When President Bush was reelected in 2004, someone told me his reign would serve to shift the American consciousness a lot more quickly than if someone like Kerry were elected, meaning Bush would do so much damage to America that people would begin to wake up. Four years later, Barak Obama is riding his campaign on the winds of “change” and “hope”; today he was blessed by Camelot (the Kennedys). Perhaps in the end the “old guard” will keep him out of the White House, but don’t count him out so easily. When a “mood” overtakes a country, it’s a powerful force like nature.

Dstarr said...

"These elections are a great window into the state of race in America, where proud moments reflecting advancement are rare. My fear, with all my studies, is that while black voters, dreaming of a ‘first’, motivate themselves to the polls, the analog to this is whites remembering to vote their color (gender too), once they are within the privacy of the ballot booth."

I don't think that is a real world problem. Iowa and New Hampshire have very small black populations, so most of the votes Obama garnered there,(and he garnered a lot of 'em) were white votes. Obama is a compelling candidate, young, good speaker, good on issues, tall and good looking, honest, nice guy who any of us would be pleased to have over to our house. All these are good reasons to vote for him. If, just for frosting on the cake, I happened to share skin color with him, that's one more reason to vote for him. I don't see anything wrong with that. Not to fear. I think Obama has a decent chance of obtaining the nomination, and following that victory, a decent chance to defeat the Republicans.

Gunfighter said...

Like you, I believe that when all is said and done, no small number of people... despite the words of theri mouths, will go into the voting booth and vote based on race/gender.

This isnt based on guesses or suppositions, as I know several women who plan to vote for Clinton, simply out of gender solidarity.

This is going to be an interesting race.

Rabin said...

With all his might, Obama has been trying to fight against Billary's efforts to sum him as simply "The Black Candidate," I'm sure in some part, to prevent the race-based voting phenomena that you predict.

I think one step forward in this effort was his performance in last night's debate where he continually turned the focus to one outstanding fact - that he would stand a better chance against the republicans in the general elections.
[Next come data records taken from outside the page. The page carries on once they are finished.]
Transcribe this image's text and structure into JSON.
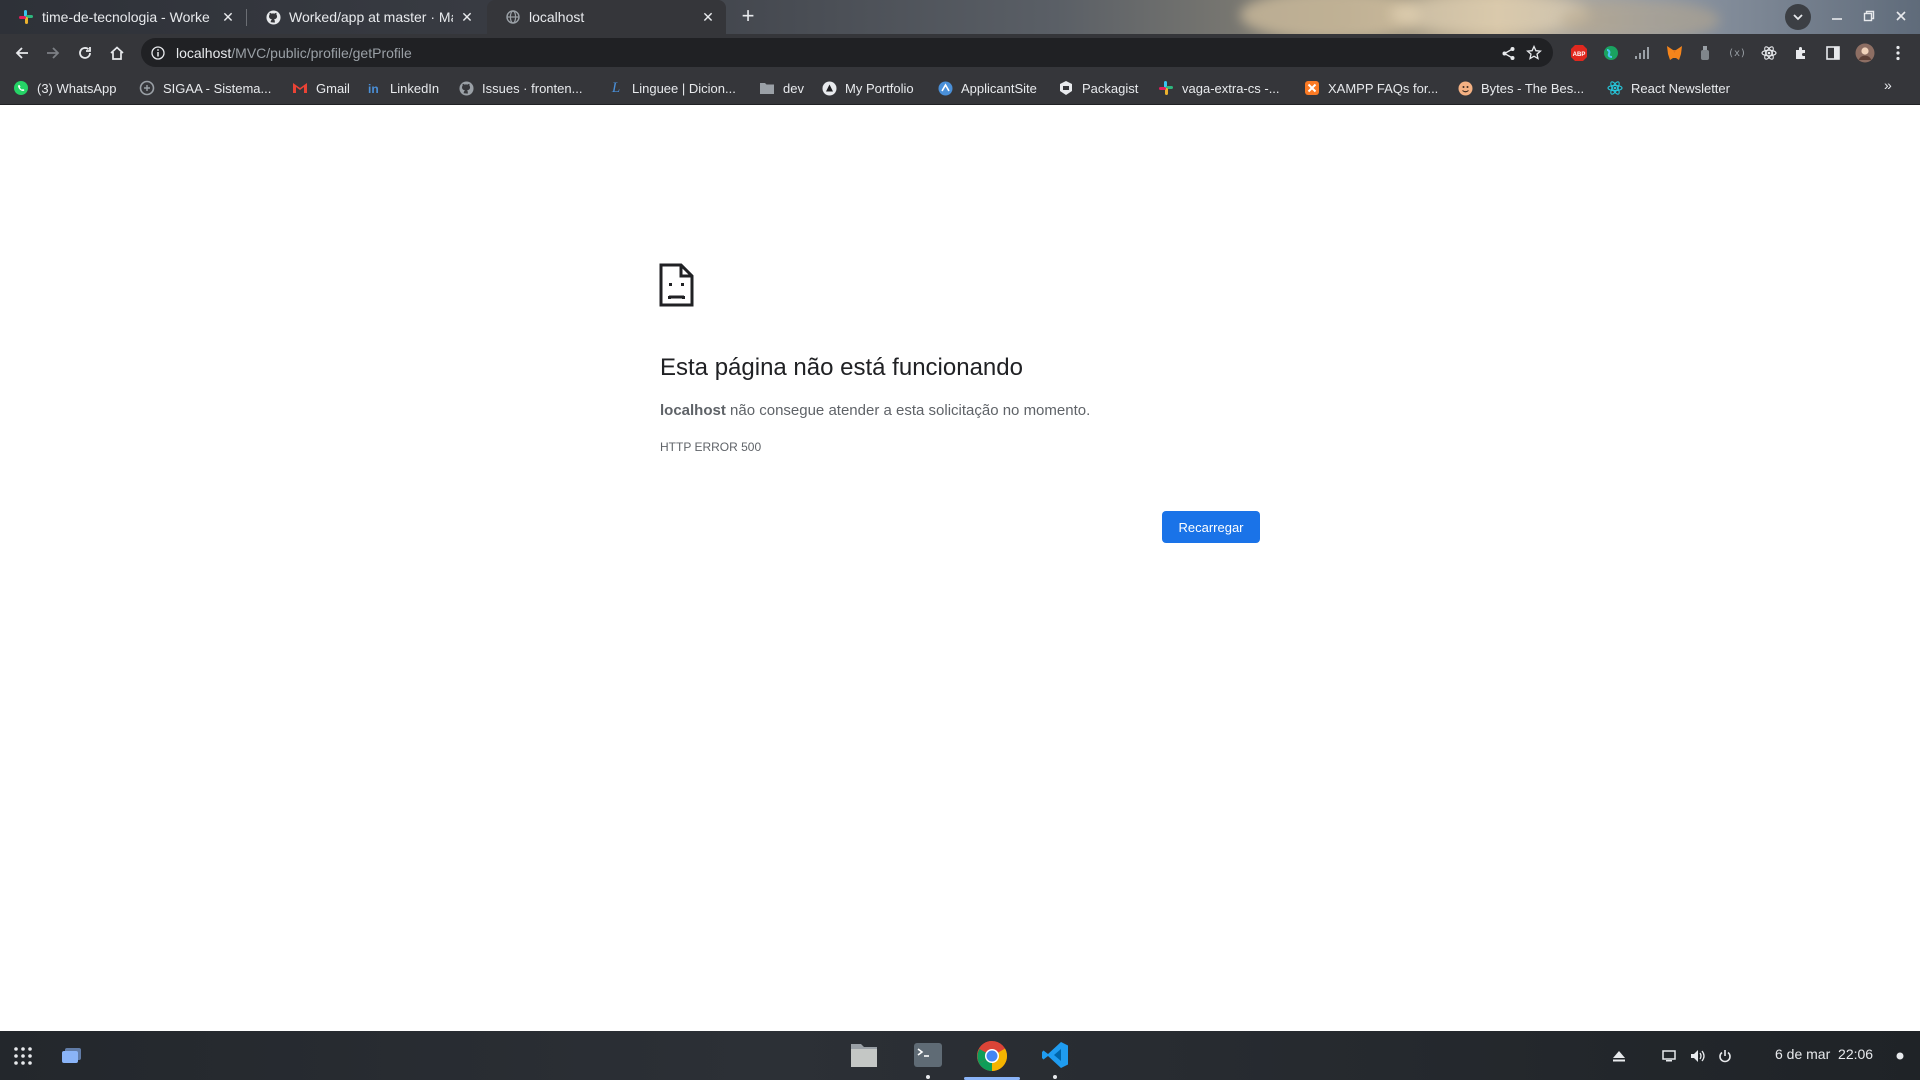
{
  "tabs": [
    {
      "title": "time-de-tecnologia - Worke",
      "favicon": "slack-icon",
      "active": false
    },
    {
      "title": "Worked/app at master · Ma",
      "favicon": "github-icon",
      "active": false
    },
    {
      "title": "localhost",
      "favicon": "globe-icon",
      "active": true
    }
  ],
  "toolbar": {
    "url_host": "localhost",
    "url_path": "/MVC/public/profile/getProfile"
  },
  "bookmarks": [
    {
      "label": "(3) WhatsApp",
      "icon": "whatsapp-icon"
    },
    {
      "label": "SIGAA - Sistema...",
      "icon": "sigaa-icon"
    },
    {
      "label": "Gmail",
      "icon": "gmail-icon"
    },
    {
      "label": "LinkedIn",
      "icon": "linkedin-icon"
    },
    {
      "label": "Issues · fronten...",
      "icon": "github-icon"
    },
    {
      "label": "Linguee | Dicion...",
      "icon": "linguee-icon"
    },
    {
      "label": "dev",
      "icon": "folder-icon"
    },
    {
      "label": "My Portfolio",
      "icon": "portfolio-icon"
    },
    {
      "label": "ApplicantSite",
      "icon": "applicantsite-icon"
    },
    {
      "label": "Packagist",
      "icon": "packagist-icon"
    },
    {
      "label": "vaga-extra-cs -...",
      "icon": "slack-icon"
    },
    {
      "label": "XAMPP FAQs for...",
      "icon": "xampp-icon"
    },
    {
      "label": "Bytes - The Bes...",
      "icon": "bytes-icon"
    },
    {
      "label": "React Newsletter",
      "icon": "react-icon"
    }
  ],
  "error_page": {
    "title": "Esta página não está funcionando",
    "host": "localhost",
    "description": " não consegue atender a esta solicitação no momento.",
    "code": "HTTP ERROR 500",
    "reload_label": "Recarregar"
  },
  "shelf": {
    "date": "6 de mar",
    "time": "22:06",
    "apps": [
      "files-icon",
      "terminal-icon",
      "chrome-icon",
      "vscode-icon"
    ]
  },
  "colors": {
    "accent": "#1a73e8",
    "toolbar": "#35363a",
    "omnibox": "#202124"
  }
}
I think if intelligent white voters take that into consideration, that will trump racial allegiances on Super Tuesday.